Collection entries
^^^^^^^^^^^^^^^^

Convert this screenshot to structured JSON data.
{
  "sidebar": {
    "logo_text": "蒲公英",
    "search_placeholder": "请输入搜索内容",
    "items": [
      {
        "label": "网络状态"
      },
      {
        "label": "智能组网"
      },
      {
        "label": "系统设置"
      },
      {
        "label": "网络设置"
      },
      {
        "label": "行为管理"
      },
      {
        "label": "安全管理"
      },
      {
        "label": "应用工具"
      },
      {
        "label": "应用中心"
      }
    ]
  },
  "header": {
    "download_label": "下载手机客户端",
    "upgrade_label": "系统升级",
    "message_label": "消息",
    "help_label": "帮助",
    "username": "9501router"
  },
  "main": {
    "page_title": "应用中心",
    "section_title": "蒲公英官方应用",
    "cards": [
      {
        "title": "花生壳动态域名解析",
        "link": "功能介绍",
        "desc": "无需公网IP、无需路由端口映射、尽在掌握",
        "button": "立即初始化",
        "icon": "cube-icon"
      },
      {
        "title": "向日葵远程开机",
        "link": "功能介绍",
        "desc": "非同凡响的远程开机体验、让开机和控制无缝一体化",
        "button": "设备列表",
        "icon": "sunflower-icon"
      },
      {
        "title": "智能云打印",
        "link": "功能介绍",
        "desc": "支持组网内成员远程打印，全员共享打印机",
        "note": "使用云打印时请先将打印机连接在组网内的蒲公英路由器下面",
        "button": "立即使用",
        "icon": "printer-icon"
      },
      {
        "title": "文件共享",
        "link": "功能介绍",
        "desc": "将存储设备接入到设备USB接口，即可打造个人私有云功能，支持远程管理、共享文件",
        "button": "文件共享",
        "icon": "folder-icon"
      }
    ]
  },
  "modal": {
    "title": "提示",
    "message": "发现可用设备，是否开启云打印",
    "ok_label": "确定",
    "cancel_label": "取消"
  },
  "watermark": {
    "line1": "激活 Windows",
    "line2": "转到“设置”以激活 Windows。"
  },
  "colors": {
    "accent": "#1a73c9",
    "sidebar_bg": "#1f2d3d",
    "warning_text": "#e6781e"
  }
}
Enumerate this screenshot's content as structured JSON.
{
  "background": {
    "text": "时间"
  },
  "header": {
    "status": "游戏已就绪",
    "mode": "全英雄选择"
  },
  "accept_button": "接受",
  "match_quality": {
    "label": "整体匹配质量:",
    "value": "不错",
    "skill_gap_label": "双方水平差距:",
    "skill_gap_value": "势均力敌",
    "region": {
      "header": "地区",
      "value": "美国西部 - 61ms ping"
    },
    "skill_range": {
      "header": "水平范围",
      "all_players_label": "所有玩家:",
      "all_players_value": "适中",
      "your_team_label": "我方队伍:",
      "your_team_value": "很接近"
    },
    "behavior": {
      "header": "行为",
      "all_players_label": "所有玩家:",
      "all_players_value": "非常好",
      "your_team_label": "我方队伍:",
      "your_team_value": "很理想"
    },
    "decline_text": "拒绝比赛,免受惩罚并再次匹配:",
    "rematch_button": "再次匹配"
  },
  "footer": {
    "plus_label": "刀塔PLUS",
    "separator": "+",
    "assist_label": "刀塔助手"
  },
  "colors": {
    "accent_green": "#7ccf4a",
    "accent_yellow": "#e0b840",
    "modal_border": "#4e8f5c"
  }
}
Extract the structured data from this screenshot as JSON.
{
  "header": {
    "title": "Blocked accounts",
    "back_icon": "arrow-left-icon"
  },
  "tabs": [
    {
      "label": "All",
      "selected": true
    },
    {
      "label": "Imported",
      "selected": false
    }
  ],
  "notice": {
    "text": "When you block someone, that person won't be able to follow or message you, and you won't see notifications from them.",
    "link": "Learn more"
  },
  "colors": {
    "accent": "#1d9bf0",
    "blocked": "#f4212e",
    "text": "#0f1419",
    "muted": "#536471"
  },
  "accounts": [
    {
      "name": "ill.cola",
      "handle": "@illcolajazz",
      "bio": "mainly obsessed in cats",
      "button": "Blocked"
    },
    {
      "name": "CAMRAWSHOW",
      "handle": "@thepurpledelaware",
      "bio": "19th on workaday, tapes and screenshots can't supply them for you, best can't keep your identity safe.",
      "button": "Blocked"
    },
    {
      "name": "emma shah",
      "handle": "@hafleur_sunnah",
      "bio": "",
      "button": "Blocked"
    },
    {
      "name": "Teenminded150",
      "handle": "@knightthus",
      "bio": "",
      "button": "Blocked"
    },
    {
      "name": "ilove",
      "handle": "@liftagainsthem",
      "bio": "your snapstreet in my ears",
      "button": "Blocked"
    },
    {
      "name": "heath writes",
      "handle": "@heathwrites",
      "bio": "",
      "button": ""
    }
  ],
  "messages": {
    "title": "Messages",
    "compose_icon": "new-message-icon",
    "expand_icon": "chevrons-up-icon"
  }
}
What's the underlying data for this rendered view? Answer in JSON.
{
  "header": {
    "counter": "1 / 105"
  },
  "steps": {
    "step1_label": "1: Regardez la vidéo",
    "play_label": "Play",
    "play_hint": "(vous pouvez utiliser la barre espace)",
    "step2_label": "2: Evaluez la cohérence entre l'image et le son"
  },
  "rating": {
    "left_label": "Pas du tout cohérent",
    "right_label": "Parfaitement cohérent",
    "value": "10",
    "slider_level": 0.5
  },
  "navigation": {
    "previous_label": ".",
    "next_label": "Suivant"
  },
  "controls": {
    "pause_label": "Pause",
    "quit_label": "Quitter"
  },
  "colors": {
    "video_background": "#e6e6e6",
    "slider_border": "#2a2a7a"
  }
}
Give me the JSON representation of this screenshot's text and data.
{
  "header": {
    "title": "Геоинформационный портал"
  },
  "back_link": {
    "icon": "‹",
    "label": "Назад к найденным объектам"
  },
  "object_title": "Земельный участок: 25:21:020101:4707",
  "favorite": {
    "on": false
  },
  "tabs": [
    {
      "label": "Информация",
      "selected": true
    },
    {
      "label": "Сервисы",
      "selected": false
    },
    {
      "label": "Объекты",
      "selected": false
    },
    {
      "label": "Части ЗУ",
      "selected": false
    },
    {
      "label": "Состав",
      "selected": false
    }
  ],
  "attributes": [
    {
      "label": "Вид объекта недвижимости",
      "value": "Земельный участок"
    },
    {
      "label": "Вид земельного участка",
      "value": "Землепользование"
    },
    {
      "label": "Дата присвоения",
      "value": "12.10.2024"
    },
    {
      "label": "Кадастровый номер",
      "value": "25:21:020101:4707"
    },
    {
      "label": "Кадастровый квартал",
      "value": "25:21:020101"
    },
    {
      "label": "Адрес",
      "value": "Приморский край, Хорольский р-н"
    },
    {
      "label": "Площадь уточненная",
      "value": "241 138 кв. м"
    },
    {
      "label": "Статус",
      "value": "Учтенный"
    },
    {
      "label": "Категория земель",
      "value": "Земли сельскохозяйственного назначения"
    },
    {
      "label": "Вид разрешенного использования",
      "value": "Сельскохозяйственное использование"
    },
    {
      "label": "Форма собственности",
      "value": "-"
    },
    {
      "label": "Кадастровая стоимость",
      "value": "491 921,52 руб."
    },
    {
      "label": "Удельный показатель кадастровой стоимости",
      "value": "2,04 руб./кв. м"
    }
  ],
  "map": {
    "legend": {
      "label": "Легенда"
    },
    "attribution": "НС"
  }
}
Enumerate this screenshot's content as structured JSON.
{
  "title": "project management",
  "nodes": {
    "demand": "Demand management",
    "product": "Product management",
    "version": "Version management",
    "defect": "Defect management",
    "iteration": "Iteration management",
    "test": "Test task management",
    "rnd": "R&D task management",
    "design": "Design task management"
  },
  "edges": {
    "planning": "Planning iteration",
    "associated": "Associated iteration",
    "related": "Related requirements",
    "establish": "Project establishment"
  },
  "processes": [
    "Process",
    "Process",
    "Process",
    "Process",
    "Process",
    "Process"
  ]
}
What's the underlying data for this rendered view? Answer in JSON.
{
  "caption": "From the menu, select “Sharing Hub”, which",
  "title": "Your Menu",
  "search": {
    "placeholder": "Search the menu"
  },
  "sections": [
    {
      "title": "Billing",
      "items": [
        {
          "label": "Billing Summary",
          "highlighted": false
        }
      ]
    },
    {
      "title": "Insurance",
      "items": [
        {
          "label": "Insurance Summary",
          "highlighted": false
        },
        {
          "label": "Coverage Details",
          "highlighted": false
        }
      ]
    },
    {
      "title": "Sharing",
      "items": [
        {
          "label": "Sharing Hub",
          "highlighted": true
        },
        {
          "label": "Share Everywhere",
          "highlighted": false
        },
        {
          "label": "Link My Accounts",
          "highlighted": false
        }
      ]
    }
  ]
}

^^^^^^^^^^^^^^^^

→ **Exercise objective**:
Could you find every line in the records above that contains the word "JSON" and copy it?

→ **Written answer**:
Convert this screenshot to structured JSON data.
Enumerate this screenshot's content as structured JSON.
Extract the structured data from this screenshot as JSON.
What's the underlying data for this rendered view? Answer in JSON.
Give me the JSON representation of this screenshot's text and data.
Enumerate this screenshot's content as structured JSON.
What's the underlying data for this rendered view? Answer in JSON.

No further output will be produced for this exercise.